Total assets under management of all four Uruguayan AFAPs at the end of 2007 were US$3.4 billion or 15.7 percent of the country's gross domestic product. These investments included close to 60 percent in government debt and less than 1 percent in domestic stocks. From the start of the Uruguayan program in 1996 through 2007, the AFAPs' real rate of return has been 10.7 percent per year.
Asia and the Pacific
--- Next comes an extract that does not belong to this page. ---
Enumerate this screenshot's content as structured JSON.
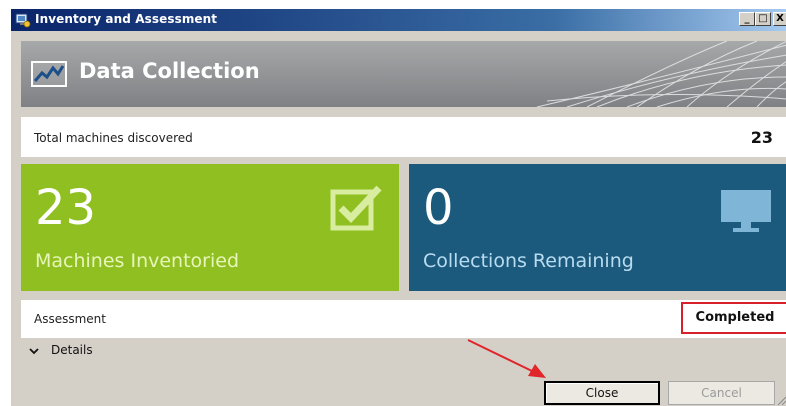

China's national pension fund, the National Social Security Fund (NSSF), recently invited investment companies registered outside of China to manage up to 20 percent of the fund's assets (US$14.9 billion) overseas. The deadline for filing applications was June 18. The fund is looking to diversify its investments away from domestic markets, which have declined substantially after peaking last year. NSSF foreign investments totaled only US$1.66 billion at the end of 2007. To receive a license, eligible candidates must have at least US$5 billion worth of assets under management and have managed assets for at least 6 years as of April 2008. In addition, regulators in the applicant's home country must have signed a memorandum of understanding on supervisory cooperation with the China Securities Regulatory Commission.
China established the NSSF as a strategic reserve fund to help with the expected rise in pension expenditures. This is the second time that the fund has sought investments abroad. After new regulations issued in May 2006 permitted overseas investments, the fund hired 10 asset managers in November 2006 to manage its global equity and bond portfolios.
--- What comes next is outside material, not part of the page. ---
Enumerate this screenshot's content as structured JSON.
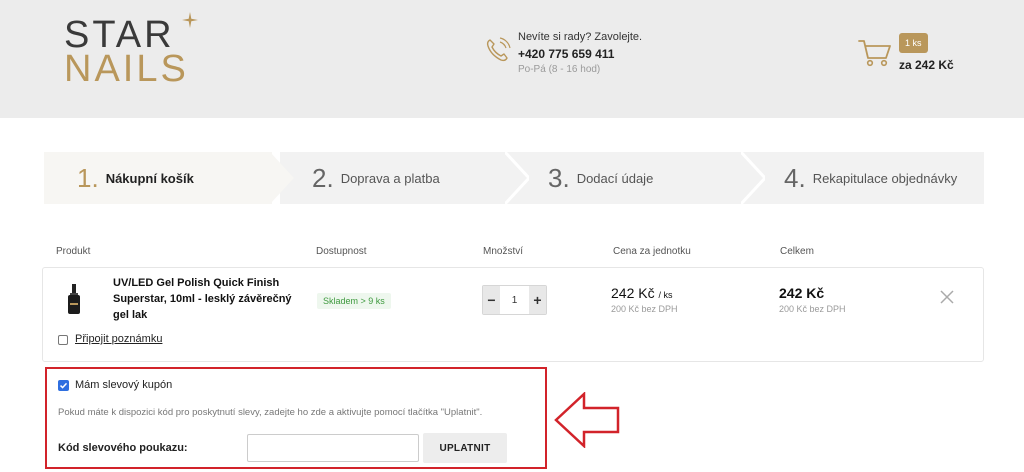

Turkey's new social security law will be implemented on October 1, 2008. The long-awaited reform, approved by the president on May 7, aims to reduce the social security system's sizable deficit and is the final condition required for the release of a US$1.3 billon loan installment from the International Monetary Fund. Turkey's social security (health and pension) deficit exceeded 25 billion new Turkish liras (US$20 billion) in 2007, and officials warned the deficit could reach nearly 30 billion new Turkish liras (US$24 billion) in 2008 without reform. Major pension-related provisions in the new law will:
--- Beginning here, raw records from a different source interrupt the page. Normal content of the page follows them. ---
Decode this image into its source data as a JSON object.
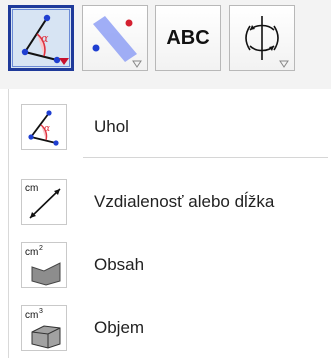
{
  "toolbar": {
    "buttons": [
      {
        "id": "angle-tool",
        "active": true,
        "icon": "angle-icon"
      },
      {
        "id": "line-tools",
        "active": false,
        "icon": "line-points-icon"
      },
      {
        "id": "text-tool",
        "active": false,
        "icon": "text-icon",
        "label": "ABC"
      },
      {
        "id": "transform-tools",
        "active": false,
        "icon": "rotate-axes-icon"
      }
    ]
  },
  "menu": {
    "items": [
      {
        "label": "Uhol",
        "icon": "angle-icon"
      },
      {
        "label": "Vzdialenosť alebo dĺžka",
        "icon": "distance-icon",
        "icon_text": "cm"
      },
      {
        "label": "Obsah",
        "icon": "area-icon",
        "icon_text": "cm",
        "icon_sup": "2"
      },
      {
        "label": "Objem",
        "icon": "volume-icon",
        "icon_text": "cm",
        "icon_sup": "3"
      }
    ]
  },
  "colors": {
    "active_border": "#1f3a9a",
    "active_fill": "#d7e4f3",
    "angle_arc": "#e0323f",
    "point_blue": "#1f3fd1",
    "line_blue": "#7f8ff2",
    "dropdown_red": "#c8102e"
  }
}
- Gradually raise the retirement age to 65 for both men and women by 2048. The current retirement age is 58 for women and 60 for men.
- Increase the number of work days required for retirement eligibility from 7,000 to 7,200 days.
- Change the periodic pension benefit index mechanism from the monthly consumer price index (CPI) to an annual adjustment based on a combination of the CPI and gross domestic product figures announced in December every year.
Reports and Studies
Organization for Economic Cooperation and Development (OECD)-International Organization of Pension Supervisors (IOPS)
On May 5, 2008 the OECD and the IOPS issued their jointly developed Guidelines on the Licensing of Pension Entities, an outline of suggested criteria for pension regulators and supervisory authorities. These Guidelines are the first set of standards on an international level to address pension licensing regulations and the licensing powers of pension supervisory authorities. The Guidelines provide a framework for developing licensing regulations and for the assessment of licensing applications submitted by "pension entities." Pension entities are independent legal bodies with responsibility for pension funds and include pension trustees, pension funds, pension fund management companies, insurance companies, and some financial institutions. The Guidelines address minimum requirements for pension entities related to start-up capital, funding policy, risk management mechanisms, governance structure, and investment policy.
The full text of the OECD-IOPS Guidelines on the Licensing of Pension Entities and related materials are available online at http://www.oecd.org/document/14/0,3343,en_2649_33761_39018574_1_1_1_1,00.html.